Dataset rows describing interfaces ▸
※ ※ ※
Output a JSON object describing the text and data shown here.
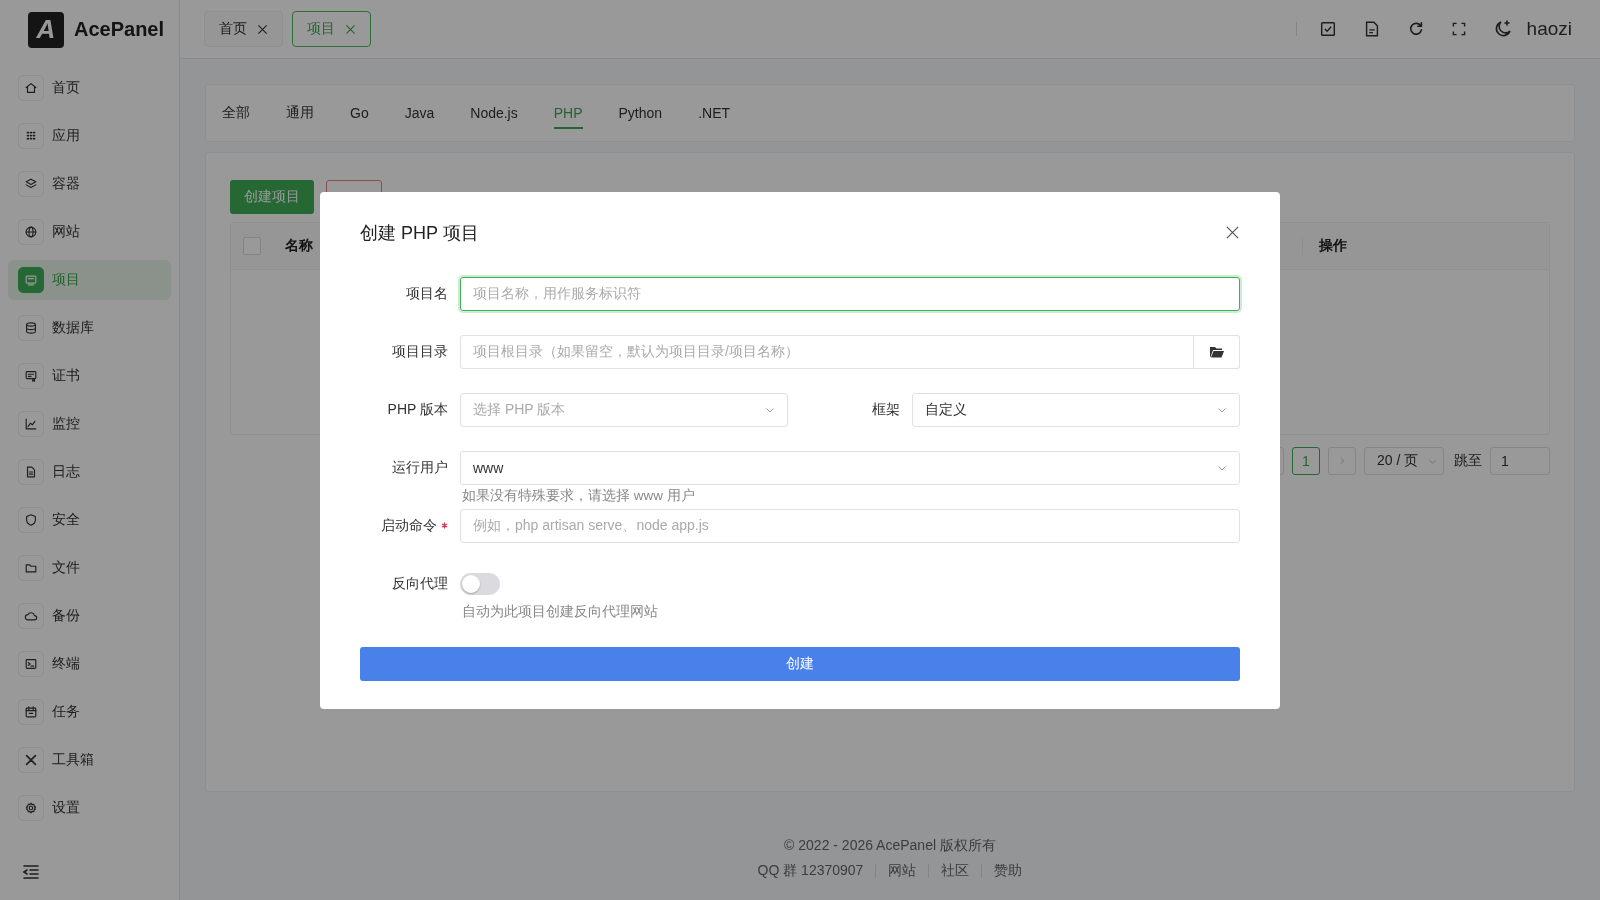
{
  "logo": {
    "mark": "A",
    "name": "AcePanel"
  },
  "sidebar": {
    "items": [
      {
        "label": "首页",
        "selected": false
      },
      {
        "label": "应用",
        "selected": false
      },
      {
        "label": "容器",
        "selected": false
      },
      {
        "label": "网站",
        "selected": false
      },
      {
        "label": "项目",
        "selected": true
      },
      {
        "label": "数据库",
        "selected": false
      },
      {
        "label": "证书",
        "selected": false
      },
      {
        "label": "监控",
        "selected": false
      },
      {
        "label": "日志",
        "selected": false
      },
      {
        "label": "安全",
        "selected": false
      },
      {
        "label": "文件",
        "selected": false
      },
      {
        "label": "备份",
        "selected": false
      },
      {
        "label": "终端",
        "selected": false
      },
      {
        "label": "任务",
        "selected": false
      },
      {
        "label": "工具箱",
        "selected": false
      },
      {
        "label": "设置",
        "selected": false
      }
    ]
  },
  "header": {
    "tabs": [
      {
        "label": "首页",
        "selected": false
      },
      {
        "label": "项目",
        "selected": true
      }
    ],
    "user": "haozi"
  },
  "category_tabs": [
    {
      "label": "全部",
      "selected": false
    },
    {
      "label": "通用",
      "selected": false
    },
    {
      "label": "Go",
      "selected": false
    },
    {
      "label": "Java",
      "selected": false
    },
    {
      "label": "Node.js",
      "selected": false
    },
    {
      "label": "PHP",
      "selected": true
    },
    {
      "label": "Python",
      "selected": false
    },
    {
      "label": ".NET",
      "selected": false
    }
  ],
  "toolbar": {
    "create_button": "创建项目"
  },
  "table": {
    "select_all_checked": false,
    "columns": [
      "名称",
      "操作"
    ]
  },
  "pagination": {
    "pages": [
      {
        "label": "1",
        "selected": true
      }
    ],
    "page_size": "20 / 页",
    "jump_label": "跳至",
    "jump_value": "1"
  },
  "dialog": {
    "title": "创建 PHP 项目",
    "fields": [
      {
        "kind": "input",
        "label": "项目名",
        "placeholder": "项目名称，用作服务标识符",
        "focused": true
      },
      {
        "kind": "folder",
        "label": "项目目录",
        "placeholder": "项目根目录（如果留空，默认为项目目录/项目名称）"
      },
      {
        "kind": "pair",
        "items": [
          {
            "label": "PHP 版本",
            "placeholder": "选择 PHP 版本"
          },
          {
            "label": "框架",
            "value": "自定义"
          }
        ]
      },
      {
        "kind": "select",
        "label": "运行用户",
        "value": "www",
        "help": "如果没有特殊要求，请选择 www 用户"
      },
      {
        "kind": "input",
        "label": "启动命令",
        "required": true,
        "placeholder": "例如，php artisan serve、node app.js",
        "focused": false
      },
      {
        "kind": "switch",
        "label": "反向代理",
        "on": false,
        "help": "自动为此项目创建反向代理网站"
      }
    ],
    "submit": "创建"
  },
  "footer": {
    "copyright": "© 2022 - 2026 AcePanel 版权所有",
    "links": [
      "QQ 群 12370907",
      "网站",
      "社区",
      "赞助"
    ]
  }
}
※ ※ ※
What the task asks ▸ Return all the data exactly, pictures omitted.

Solution to the exercise ▸
Output a JSON object describing the text and data shown here.
{
  "logo": {
    "mark": "A",
    "name": "AcePanel"
  },
  "sidebar": {
    "items": [
      {
        "label": "首页",
        "selected": false
      },
      {
        "label": "应用",
        "selected": false
      },
      {
        "label": "容器",
        "selected": false
      },
      {
        "label": "网站",
        "selected": false
      },
      {
        "label": "项目",
        "selected": true
      },
      {
        "label": "数据库",
        "selected": false
      },
      {
        "label": "证书",
        "selected": false
      },
      {
        "label": "监控",
        "selected": false
      },
      {
        "label": "日志",
        "selected": false
      },
      {
        "label": "安全",
        "selected": false
      },
      {
        "label": "文件",
        "selected": false
      },
      {
        "label": "备份",
        "selected": false
      },
      {
        "label": "终端",
        "selected": false
      },
      {
        "label": "任务",
        "selected": false
      },
      {
        "label": "工具箱",
        "selected": false
      },
      {
        "label": "设置",
        "selected": false
      }
    ]
  },
  "header": {
    "tabs": [
      {
        "label": "首页",
        "selected": false
      },
      {
        "label": "项目",
        "selected": true
      }
    ],
    "user": "haozi"
  },
  "category_tabs": [
    {
      "label": "全部",
      "selected": false
    },
    {
      "label": "通用",
      "selected": false
    },
    {
      "label": "Go",
      "selected": false
    },
    {
      "label": "Java",
      "selected": false
    },
    {
      "label": "Node.js",
      "selected": false
    },
    {
      "label": "PHP",
      "selected": true
    },
    {
      "label": "Python",
      "selected": false
    },
    {
      "label": ".NET",
      "selected": false
    }
  ],
  "toolbar": {
    "create_button": "创建项目"
  },
  "table": {
    "select_all_checked": false,
    "columns": [
      "名称",
      "操作"
    ]
  },
  "pagination": {
    "pages": [
      {
        "label": "1",
        "selected": true
      }
    ],
    "page_size": "20 / 页",
    "jump_label": "跳至",
    "jump_value": "1"
  },
  "dialog": {
    "title": "创建 PHP 项目",
    "fields": [
      {
        "kind": "input",
        "label": "项目名",
        "placeholder": "项目名称，用作服务标识符",
        "focused": true
      },
      {
        "kind": "folder",
        "label": "项目目录",
        "placeholder": "项目根目录（如果留空，默认为项目目录/项目名称）"
      },
      {
        "kind": "pair",
        "items": [
          {
            "label": "PHP 版本",
            "placeholder": "选择 PHP 版本"
          },
          {
            "label": "框架",
            "value": "自定义"
          }
        ]
      },
      {
        "kind": "select",
        "label": "运行用户",
        "value": "www",
        "help": "如果没有特殊要求，请选择 www 用户"
      },
      {
        "kind": "input",
        "label": "启动命令",
        "required": true,
        "placeholder": "例如，php artisan serve、node app.js",
        "focused": false
      },
      {
        "kind": "switch",
        "label": "反向代理",
        "on": false,
        "help": "自动为此项目创建反向代理网站"
      }
    ],
    "submit": "创建"
  },
  "footer": {
    "copyright": "© 2022 - 2026 AcePanel 版权所有",
    "links": [
      "QQ 群 12370907",
      "网站",
      "社区",
      "赞助"
    ]
  }
}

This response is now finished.